Which lines of the entries below include "verification"? List them all.

(Web page and app entries)

****************

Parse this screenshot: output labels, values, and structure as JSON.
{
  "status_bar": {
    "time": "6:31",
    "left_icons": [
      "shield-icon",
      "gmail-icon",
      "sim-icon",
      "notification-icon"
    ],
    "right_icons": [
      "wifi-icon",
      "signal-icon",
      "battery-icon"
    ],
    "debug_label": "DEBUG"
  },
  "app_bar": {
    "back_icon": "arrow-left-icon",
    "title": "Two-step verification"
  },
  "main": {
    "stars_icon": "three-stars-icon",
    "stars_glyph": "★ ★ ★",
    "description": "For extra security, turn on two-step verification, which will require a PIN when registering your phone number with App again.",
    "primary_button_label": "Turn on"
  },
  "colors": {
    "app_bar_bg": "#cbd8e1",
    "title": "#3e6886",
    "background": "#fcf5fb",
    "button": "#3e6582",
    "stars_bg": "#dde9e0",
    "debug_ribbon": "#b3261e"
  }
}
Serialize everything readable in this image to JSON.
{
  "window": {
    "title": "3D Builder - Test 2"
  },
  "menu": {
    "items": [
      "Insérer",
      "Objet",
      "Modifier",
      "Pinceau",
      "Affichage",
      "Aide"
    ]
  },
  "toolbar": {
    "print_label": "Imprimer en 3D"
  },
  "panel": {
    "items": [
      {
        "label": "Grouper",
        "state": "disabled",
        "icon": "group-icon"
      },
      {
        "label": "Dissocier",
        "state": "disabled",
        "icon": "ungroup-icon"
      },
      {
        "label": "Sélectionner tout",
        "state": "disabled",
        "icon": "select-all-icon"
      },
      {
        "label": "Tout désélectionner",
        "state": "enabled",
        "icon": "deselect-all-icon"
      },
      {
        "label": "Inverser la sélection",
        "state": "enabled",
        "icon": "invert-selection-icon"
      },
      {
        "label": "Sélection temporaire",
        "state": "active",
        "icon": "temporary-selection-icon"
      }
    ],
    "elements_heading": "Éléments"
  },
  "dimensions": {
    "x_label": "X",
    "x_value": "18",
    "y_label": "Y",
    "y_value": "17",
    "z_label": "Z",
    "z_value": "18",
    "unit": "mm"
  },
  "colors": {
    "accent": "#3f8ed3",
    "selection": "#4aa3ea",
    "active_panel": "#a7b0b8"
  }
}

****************

_Exercise result:_
    "title": "Two-step verification"
    "description": "For extra security, turn on two-step verification, which will require a PIN when registering your phone number with App again.",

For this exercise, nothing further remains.